The move, from Clough Road, Hull, follows hard on the heels of the introduction of the new roll-on/roll-off and lift-on/lift-off services operating out of Hull in which Key is participating to an ever-increasing extent.
The three-acre site at Marfleet Avenue is on the town's outer ring road. It is near to the eastern part of the port—the area earmarked for future docks expansion—where the new terminals serving the England Sweden Line and North Sea Ferries unit load services to Sweden and Holland respectively are based, and it has been developed with an eye to the requirements of these and other services.
An existing, three-storey warehouse has been augmented by a new single-storey structure, 26,700 sq. ft. in area, giving a total covered storage area of over 55,000 sq. ft. The new warehouse has five loading bays, a raised loading platform (with a hydraulic lift to enable forklift trucks to transfer to ground level working), and a 6,000 sq. ft. canopy. Fluorescent lighting is installed in the warehouse and under the canopy for night working.
The development, completed in nine months, also involved the construction of an office block, a titters' and maintenance shop, and a paint and body shop. In addition, the whole area has been resurfaced, part in concrete and part in macadam.
In conjunction with the move and with the development of the unit load services, Key has been expanding and improving its fleet and now operates about 35 modern vehicles, including the latest Scammell tractive units and York TIR tri-axle semi-trailers carrying up to 22 tons payload. It also operates a large number of trailers and Lancashire flats. At the depot, where facilities for packing, sampling and weighing are also available, it maintains a 2-ton mobile crane and three forklift trucks.
Strengthen container corner fittings, BSI urges
p ROPOSALS for increasing the thickness requirements of critical parts of container corner fittings will be discussed at a London meeting next month. This follows pressure by the British Standards Institution which has already brought agreement at international level that the draft specification for these fittings was not sufficiently stringent.
This is revealed in a progress report on container work which BSI has distributed, a report which takes manufacturers to task for using the phrase "complying with ISO standards" when describing their containers.
The BSI points out that no such standards exist: the ISO simply publishes recommendations, which are for implementation in the national standards of each country.

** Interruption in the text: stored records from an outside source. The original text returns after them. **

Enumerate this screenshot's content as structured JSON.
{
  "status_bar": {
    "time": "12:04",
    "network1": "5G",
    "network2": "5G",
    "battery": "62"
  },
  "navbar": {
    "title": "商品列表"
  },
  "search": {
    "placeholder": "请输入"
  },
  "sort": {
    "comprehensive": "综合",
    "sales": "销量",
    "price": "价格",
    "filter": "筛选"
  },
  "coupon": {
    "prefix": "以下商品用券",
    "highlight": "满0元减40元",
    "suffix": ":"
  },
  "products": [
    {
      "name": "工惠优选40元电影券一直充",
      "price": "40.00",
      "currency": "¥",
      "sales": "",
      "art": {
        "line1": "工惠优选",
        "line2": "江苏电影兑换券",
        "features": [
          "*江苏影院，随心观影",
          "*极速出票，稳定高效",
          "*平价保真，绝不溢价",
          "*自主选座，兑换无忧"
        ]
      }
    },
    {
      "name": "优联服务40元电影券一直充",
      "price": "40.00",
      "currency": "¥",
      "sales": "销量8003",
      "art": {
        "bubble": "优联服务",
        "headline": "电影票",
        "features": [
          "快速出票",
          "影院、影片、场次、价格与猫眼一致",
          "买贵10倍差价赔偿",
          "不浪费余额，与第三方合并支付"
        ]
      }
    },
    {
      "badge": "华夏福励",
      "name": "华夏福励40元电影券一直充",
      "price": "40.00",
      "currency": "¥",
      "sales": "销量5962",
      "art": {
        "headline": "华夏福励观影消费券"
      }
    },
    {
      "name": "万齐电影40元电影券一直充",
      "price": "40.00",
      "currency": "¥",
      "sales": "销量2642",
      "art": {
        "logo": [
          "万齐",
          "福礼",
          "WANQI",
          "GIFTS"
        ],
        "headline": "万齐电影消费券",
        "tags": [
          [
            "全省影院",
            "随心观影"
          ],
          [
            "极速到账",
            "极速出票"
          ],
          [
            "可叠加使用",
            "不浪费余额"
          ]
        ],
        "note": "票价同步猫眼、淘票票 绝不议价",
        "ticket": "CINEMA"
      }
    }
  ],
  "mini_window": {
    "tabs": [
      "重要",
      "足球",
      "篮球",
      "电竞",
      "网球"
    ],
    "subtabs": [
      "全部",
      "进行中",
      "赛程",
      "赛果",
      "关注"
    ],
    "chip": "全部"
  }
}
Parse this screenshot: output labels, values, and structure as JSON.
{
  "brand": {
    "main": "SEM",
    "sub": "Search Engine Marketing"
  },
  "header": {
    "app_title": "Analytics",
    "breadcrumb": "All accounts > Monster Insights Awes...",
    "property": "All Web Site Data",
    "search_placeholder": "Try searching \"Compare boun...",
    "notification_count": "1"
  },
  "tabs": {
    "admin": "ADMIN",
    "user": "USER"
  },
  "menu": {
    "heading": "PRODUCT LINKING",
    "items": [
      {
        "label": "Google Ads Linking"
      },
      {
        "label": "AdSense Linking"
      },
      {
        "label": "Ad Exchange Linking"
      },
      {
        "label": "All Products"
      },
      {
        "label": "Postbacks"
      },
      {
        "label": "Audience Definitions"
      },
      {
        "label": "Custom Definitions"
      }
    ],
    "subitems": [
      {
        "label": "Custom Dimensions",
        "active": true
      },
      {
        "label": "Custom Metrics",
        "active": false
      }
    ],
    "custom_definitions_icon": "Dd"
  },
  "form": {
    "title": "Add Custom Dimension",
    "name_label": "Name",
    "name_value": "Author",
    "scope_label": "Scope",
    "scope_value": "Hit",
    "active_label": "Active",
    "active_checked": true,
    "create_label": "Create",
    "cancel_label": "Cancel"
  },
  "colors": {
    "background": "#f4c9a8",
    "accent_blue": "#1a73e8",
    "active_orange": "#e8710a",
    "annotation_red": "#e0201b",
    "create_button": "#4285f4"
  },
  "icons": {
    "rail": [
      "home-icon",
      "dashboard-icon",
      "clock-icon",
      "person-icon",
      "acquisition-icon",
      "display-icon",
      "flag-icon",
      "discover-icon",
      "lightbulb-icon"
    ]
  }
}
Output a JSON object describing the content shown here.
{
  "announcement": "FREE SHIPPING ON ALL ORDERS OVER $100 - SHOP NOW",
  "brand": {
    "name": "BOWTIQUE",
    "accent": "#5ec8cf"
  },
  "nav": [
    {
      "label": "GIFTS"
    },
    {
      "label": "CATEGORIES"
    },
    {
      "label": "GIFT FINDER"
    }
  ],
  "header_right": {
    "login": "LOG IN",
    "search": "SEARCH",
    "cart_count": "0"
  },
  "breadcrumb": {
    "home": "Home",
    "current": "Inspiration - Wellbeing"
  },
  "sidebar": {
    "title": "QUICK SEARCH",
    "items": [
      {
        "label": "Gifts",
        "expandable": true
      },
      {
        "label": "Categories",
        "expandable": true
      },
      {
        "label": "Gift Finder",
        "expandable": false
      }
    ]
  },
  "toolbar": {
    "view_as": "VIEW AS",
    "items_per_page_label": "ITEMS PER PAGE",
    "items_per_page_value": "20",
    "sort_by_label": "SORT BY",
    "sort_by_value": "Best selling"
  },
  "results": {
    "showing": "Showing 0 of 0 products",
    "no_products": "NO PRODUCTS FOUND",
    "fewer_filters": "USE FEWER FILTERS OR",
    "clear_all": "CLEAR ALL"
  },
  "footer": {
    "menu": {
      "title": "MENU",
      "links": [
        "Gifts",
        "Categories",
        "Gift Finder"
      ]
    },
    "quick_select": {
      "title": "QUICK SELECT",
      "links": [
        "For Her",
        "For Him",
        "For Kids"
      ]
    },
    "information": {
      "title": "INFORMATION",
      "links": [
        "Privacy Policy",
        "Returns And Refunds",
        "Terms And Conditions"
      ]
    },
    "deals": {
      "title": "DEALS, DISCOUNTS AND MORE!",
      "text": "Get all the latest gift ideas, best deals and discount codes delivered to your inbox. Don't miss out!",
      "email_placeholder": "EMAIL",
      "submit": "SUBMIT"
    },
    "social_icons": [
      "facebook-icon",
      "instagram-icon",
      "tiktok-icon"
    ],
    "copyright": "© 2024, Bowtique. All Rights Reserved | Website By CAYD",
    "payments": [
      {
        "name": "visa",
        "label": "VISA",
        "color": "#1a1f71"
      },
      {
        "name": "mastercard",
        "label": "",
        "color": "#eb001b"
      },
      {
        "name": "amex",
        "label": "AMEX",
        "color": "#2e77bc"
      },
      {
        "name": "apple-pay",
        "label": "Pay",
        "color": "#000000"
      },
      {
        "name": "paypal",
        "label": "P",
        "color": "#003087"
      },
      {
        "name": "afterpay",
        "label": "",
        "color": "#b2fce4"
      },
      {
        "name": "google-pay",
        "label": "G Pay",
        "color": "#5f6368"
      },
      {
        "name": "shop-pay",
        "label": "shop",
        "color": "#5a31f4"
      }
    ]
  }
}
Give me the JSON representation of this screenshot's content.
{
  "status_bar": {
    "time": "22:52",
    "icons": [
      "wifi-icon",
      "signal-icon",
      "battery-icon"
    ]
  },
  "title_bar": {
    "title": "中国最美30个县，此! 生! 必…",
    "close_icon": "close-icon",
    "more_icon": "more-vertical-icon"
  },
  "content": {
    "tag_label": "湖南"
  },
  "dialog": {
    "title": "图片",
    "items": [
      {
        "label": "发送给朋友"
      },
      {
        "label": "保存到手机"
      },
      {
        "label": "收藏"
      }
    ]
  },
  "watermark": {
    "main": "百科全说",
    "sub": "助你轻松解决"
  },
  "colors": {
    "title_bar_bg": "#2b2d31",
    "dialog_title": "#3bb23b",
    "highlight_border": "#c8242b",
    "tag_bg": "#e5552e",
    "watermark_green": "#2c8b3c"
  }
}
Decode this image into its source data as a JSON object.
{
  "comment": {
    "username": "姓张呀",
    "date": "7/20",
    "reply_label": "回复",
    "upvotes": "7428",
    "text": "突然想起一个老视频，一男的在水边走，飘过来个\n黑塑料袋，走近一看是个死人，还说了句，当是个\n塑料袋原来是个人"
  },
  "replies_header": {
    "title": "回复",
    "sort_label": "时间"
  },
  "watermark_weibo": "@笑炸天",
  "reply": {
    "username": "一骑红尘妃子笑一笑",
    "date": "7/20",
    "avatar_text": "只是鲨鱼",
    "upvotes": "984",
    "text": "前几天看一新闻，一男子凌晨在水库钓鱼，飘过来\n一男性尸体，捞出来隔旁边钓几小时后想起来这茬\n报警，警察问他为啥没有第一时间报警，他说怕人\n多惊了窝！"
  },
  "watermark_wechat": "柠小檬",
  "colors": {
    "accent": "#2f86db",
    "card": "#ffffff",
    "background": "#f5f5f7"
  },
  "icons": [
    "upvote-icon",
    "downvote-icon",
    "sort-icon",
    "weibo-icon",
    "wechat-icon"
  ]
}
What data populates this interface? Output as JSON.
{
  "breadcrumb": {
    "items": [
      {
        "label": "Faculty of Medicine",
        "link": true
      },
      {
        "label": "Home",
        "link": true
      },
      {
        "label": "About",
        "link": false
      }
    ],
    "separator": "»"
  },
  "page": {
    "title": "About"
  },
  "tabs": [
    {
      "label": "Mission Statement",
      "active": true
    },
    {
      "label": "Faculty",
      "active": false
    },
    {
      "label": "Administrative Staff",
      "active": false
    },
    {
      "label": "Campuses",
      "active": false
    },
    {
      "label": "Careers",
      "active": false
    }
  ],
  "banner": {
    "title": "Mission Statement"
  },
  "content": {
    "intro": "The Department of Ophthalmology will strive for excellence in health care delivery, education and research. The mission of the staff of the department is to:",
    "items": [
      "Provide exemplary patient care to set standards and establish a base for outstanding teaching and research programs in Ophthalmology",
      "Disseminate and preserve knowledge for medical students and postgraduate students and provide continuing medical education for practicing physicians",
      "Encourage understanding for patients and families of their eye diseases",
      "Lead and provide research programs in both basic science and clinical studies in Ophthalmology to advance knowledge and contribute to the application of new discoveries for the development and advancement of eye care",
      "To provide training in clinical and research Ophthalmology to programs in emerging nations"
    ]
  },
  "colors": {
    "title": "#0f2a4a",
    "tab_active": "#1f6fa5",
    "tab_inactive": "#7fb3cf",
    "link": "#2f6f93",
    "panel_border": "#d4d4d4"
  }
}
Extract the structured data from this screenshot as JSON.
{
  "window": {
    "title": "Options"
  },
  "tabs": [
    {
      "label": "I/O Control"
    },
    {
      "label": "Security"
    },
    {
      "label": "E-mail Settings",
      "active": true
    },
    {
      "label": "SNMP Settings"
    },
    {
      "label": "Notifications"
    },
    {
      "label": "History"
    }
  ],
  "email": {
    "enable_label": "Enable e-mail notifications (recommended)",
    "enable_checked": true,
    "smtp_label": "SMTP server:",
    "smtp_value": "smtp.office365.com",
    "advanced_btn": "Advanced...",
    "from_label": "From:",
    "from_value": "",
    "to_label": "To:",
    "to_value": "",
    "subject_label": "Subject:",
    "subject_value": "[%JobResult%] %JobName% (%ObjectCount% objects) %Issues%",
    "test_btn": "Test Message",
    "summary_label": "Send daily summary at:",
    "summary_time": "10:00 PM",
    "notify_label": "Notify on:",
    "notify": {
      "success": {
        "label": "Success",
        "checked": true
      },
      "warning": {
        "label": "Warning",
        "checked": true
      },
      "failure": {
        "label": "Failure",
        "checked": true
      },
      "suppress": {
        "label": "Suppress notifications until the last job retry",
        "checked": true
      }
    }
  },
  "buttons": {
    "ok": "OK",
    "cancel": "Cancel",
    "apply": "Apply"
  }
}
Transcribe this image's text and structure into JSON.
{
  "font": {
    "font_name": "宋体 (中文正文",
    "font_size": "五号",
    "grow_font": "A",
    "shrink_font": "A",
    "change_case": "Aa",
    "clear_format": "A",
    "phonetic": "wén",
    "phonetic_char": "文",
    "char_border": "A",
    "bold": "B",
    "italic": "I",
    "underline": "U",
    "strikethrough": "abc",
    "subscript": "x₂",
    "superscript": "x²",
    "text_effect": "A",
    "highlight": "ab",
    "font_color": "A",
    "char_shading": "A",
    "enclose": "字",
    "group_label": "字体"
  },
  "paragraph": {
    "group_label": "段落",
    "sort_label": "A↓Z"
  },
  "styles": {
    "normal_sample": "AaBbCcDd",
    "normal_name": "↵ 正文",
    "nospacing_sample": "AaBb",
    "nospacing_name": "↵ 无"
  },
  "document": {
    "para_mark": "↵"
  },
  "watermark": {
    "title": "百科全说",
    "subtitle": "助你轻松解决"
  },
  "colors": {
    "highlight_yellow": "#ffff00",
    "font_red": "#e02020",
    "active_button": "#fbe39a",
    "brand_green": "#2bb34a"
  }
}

Containers which comply should therefore be referred to as meeting the requirements of British Standard 3951.
Meanwhile the ISO technical committee has prepared draft recommendations on the marking of freight containers (No. 1054) and the terminology of their component parts (1055). Detailed proposals are being prepared for the specification and testing of the two series of standard containers.
Another new container publication comes from British Railways and reviews containers used on seaborne traffic.